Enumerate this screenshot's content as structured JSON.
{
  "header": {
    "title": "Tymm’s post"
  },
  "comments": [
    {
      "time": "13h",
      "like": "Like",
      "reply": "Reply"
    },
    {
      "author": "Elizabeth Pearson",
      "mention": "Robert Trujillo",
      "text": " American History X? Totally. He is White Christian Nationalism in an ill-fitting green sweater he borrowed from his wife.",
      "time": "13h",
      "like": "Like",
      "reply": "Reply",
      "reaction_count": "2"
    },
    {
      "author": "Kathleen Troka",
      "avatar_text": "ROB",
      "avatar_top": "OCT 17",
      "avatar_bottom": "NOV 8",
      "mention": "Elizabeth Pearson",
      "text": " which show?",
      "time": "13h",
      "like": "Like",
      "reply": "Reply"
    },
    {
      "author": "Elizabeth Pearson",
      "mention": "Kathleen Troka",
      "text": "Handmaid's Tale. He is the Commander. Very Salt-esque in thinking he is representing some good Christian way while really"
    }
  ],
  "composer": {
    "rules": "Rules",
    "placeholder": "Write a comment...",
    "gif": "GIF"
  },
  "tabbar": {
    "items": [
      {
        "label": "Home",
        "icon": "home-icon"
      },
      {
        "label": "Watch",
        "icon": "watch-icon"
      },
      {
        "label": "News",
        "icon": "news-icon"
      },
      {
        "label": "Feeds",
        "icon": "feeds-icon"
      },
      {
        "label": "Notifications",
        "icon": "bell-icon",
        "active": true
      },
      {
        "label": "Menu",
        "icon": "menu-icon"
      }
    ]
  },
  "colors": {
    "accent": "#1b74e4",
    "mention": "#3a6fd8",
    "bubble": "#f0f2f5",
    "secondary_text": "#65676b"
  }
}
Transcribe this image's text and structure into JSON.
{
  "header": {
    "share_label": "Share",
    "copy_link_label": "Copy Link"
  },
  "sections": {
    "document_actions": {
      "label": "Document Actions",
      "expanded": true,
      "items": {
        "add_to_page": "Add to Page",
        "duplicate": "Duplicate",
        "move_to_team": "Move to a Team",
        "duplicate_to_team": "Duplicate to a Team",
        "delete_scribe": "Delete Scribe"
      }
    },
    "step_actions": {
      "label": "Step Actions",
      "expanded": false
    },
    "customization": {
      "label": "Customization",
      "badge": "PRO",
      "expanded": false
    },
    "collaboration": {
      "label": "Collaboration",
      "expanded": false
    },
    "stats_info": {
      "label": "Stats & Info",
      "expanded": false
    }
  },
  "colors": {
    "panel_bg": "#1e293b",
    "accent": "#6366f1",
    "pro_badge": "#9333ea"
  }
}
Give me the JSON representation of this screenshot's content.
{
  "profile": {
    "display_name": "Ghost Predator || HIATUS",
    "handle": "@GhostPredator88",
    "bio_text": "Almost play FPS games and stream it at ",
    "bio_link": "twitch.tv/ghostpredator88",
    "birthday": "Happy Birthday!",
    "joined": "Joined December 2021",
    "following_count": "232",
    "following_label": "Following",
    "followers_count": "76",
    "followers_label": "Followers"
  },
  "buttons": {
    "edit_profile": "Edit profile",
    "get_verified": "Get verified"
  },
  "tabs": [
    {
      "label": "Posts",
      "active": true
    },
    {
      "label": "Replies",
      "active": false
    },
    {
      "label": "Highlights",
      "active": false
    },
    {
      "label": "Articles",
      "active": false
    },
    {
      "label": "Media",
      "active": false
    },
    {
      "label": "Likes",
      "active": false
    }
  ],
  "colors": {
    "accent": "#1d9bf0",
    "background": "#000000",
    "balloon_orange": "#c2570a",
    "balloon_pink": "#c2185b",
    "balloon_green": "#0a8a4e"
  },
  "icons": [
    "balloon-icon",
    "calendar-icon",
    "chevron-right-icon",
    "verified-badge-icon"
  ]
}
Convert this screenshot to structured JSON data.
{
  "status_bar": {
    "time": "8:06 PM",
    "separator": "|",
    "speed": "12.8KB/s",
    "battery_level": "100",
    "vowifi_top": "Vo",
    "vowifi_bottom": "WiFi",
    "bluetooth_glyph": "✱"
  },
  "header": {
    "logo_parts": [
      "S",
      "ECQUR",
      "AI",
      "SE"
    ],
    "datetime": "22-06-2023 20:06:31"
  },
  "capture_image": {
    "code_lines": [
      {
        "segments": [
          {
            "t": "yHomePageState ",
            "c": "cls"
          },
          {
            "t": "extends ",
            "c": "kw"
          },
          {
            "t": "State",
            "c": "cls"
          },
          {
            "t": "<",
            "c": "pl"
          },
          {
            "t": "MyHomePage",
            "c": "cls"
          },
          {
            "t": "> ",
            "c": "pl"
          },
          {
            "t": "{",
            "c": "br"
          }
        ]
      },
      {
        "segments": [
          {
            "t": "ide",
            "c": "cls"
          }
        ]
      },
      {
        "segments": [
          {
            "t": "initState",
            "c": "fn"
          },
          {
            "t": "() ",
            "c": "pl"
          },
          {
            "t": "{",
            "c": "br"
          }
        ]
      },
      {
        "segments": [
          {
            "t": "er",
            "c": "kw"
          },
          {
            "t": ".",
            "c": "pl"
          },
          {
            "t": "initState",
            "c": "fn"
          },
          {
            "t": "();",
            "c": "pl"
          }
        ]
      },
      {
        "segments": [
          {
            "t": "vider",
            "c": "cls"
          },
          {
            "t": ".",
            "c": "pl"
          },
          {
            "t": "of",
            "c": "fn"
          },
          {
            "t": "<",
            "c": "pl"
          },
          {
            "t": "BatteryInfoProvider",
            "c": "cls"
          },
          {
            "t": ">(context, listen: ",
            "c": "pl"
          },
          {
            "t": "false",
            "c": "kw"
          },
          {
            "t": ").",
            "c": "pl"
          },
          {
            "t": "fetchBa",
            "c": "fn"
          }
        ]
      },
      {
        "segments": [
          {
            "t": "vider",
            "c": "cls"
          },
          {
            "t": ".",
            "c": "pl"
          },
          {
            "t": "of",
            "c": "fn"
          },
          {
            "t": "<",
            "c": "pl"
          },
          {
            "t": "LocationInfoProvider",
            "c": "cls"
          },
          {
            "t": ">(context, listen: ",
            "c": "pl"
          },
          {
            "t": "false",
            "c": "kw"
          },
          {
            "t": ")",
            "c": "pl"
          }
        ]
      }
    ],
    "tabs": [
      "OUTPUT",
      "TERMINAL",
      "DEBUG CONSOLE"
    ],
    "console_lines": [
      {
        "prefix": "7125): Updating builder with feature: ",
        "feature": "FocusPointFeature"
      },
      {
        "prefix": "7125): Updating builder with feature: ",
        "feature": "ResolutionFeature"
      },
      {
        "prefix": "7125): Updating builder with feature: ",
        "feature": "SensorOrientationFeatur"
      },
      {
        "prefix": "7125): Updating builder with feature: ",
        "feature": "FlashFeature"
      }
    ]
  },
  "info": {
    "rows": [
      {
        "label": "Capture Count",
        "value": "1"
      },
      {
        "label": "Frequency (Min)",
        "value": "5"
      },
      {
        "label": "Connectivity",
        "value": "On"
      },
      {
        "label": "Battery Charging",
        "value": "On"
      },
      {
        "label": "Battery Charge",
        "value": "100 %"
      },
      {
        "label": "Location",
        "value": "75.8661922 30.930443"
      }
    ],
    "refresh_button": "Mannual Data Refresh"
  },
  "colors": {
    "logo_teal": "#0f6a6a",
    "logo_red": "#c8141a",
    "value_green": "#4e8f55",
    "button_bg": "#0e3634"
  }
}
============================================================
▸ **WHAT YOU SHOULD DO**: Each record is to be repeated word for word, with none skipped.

▸ **ANSWER FOR THIS EXERCISE**:
Enumerate this screenshot's content as structured JSON.
{
  "header": {
    "title": "Tymm’s post"
  },
  "comments": [
    {
      "time": "13h",
      "like": "Like",
      "reply": "Reply"
    },
    {
      "author": "Elizabeth Pearson",
      "mention": "Robert Trujillo",
      "text": " American History X? Totally. He is White Christian Nationalism in an ill-fitting green sweater he borrowed from his wife.",
      "time": "13h",
      "like": "Like",
      "reply": "Reply",
      "reaction_count": "2"
    },
    {
      "author": "Kathleen Troka",
      "avatar_text": "ROB",
      "avatar_top": "OCT 17",
      "avatar_bottom": "NOV 8",
      "mention": "Elizabeth Pearson",
      "text": " which show?",
      "time": "13h",
      "like": "Like",
      "reply": "Reply"
    },
    {
      "author": "Elizabeth Pearson",
      "mention": "Kathleen Troka",
      "text": "Handmaid's Tale. He is the Commander. Very Salt-esque in thinking he is representing some good Christian way while really"
    }
  ],
  "composer": {
    "rules": "Rules",
    "placeholder": "Write a comment...",
    "gif": "GIF"
  },
  "tabbar": {
    "items": [
      {
        "label": "Home",
        "icon": "home-icon"
      },
      {
        "label": "Watch",
        "icon": "watch-icon"
      },
      {
        "label": "News",
        "icon": "news-icon"
      },
      {
        "label": "Feeds",
        "icon": "feeds-icon"
      },
      {
        "label": "Notifications",
        "icon": "bell-icon",
        "active": true
      },
      {
        "label": "Menu",
        "icon": "menu-icon"
      }
    ]
  },
  "colors": {
    "accent": "#1b74e4",
    "mention": "#3a6fd8",
    "bubble": "#f0f2f5",
    "secondary_text": "#65676b"
  }
}
Transcribe this image's text and structure into JSON.
{
  "header": {
    "share_label": "Share",
    "copy_link_label": "Copy Link"
  },
  "sections": {
    "document_actions": {
      "label": "Document Actions",
      "expanded": true,
      "items": {
        "add_to_page": "Add to Page",
        "duplicate": "Duplicate",
        "move_to_team": "Move to a Team",
        "duplicate_to_team": "Duplicate to a Team",
        "delete_scribe": "Delete Scribe"
      }
    },
    "step_actions": {
      "label": "Step Actions",
      "expanded": false
    },
    "customization": {
      "label": "Customization",
      "badge": "PRO",
      "expanded": false
    },
    "collaboration": {
      "label": "Collaboration",
      "expanded": false
    },
    "stats_info": {
      "label": "Stats & Info",
      "expanded": false
    }
  },
  "colors": {
    "panel_bg": "#1e293b",
    "accent": "#6366f1",
    "pro_badge": "#9333ea"
  }
}
Give me the JSON representation of this screenshot's content.
{
  "profile": {
    "display_name": "Ghost Predator || HIATUS",
    "handle": "@GhostPredator88",
    "bio_text": "Almost play FPS games and stream it at ",
    "bio_link": "twitch.tv/ghostpredator88",
    "birthday": "Happy Birthday!",
    "joined": "Joined December 2021",
    "following_count": "232",
    "following_label": "Following",
    "followers_count": "76",
    "followers_label": "Followers"
  },
  "buttons": {
    "edit_profile": "Edit profile",
    "get_verified": "Get verified"
  },
  "tabs": [
    {
      "label": "Posts",
      "active": true
    },
    {
      "label": "Replies",
      "active": false
    },
    {
      "label": "Highlights",
      "active": false
    },
    {
      "label": "Articles",
      "active": false
    },
    {
      "label": "Media",
      "active": false
    },
    {
      "label": "Likes",
      "active": false
    }
  ],
  "colors": {
    "accent": "#1d9bf0",
    "background": "#000000",
    "balloon_orange": "#c2570a",
    "balloon_pink": "#c2185b",
    "balloon_green": "#0a8a4e"
  },
  "icons": [
    "balloon-icon",
    "calendar-icon",
    "chevron-right-icon",
    "verified-badge-icon"
  ]
}
Convert this screenshot to structured JSON data.
{
  "status_bar": {
    "time": "8:06 PM",
    "separator": "|",
    "speed": "12.8KB/s",
    "battery_level": "100",
    "vowifi_top": "Vo",
    "vowifi_bottom": "WiFi",
    "bluetooth_glyph": "✱"
  },
  "header": {
    "logo_parts": [
      "S",
      "ECQUR",
      "AI",
      "SE"
    ],
    "datetime": "22-06-2023 20:06:31"
  },
  "capture_image": {
    "code_lines": [
      {
        "segments": [
          {
            "t": "yHomePageState ",
            "c": "cls"
          },
          {
            "t": "extends ",
            "c": "kw"
          },
          {
            "t": "State",
            "c": "cls"
          },
          {
            "t": "<",
            "c": "pl"
          },
          {
            "t": "MyHomePage",
            "c": "cls"
          },
          {
            "t": "> ",
            "c": "pl"
          },
          {
            "t": "{",
            "c": "br"
          }
        ]
      },
      {
        "segments": [
          {
            "t": "ide",
            "c": "cls"
          }
        ]
      },
      {
        "segments": [
          {
            "t": "initState",
            "c": "fn"
          },
          {
            "t": "() ",
            "c": "pl"
          },
          {
            "t": "{",
            "c": "br"
          }
        ]
      },
      {
        "segments": [
          {
            "t": "er",
            "c": "kw"
          },
          {
            "t": ".",
            "c": "pl"
          },
          {
            "t": "initState",
            "c": "fn"
          },
          {
            "t": "();",
            "c": "pl"
          }
        ]
      },
      {
        "segments": [
          {
            "t": "vider",
            "c": "cls"
          },
          {
            "t": ".",
            "c": "pl"
          },
          {
            "t": "of",
            "c": "fn"
          },
          {
            "t": "<",
            "c": "pl"
          },
          {
            "t": "BatteryInfoProvider",
            "c": "cls"
          },
          {
            "t": ">(context, listen: ",
            "c": "pl"
          },
          {
            "t": "false",
            "c": "kw"
          },
          {
            "t": ").",
            "c": "pl"
          },
          {
            "t": "fetchBa",
            "c": "fn"
          }
        ]
      },
      {
        "segments": [
          {
            "t": "vider",
            "c": "cls"
          },
          {
            "t": ".",
            "c": "pl"
          },
          {
            "t": "of",
            "c": "fn"
          },
          {
            "t": "<",
            "c": "pl"
          },
          {
            "t": "LocationInfoProvider",
            "c": "cls"
          },
          {
            "t": ">(context, listen: ",
            "c": "pl"
          },
          {
            "t": "false",
            "c": "kw"
          },
          {
            "t": ")",
            "c": "pl"
          }
        ]
      }
    ],
    "tabs": [
      "OUTPUT",
      "TERMINAL",
      "DEBUG CONSOLE"
    ],
    "console_lines": [
      {
        "prefix": "7125): Updating builder with feature: ",
        "feature": "FocusPointFeature"
      },
      {
        "prefix": "7125): Updating builder with feature: ",
        "feature": "ResolutionFeature"
      },
      {
        "prefix": "7125): Updating builder with feature: ",
        "feature": "SensorOrientationFeatur"
      },
      {
        "prefix": "7125): Updating builder with feature: ",
        "feature": "FlashFeature"
      }
    ]
  },
  "info": {
    "rows": [
      {
        "label": "Capture Count",
        "value": "1"
      },
      {
        "label": "Frequency (Min)",
        "value": "5"
      },
      {
        "label": "Connectivity",
        "value": "On"
      },
      {
        "label": "Battery Charging",
        "value": "On"
      },
      {
        "label": "Battery Charge",
        "value": "100 %"
      },
      {
        "label": "Location",
        "value": "75.8661922 30.930443"
      }
    ],
    "refresh_button": "Mannual Data Refresh"
  },
  "colors": {
    "logo_teal": "#0f6a6a",
    "logo_red": "#c8141a",
    "value_green": "#4e8f55",
    "button_bg": "#0e3634"
  }
}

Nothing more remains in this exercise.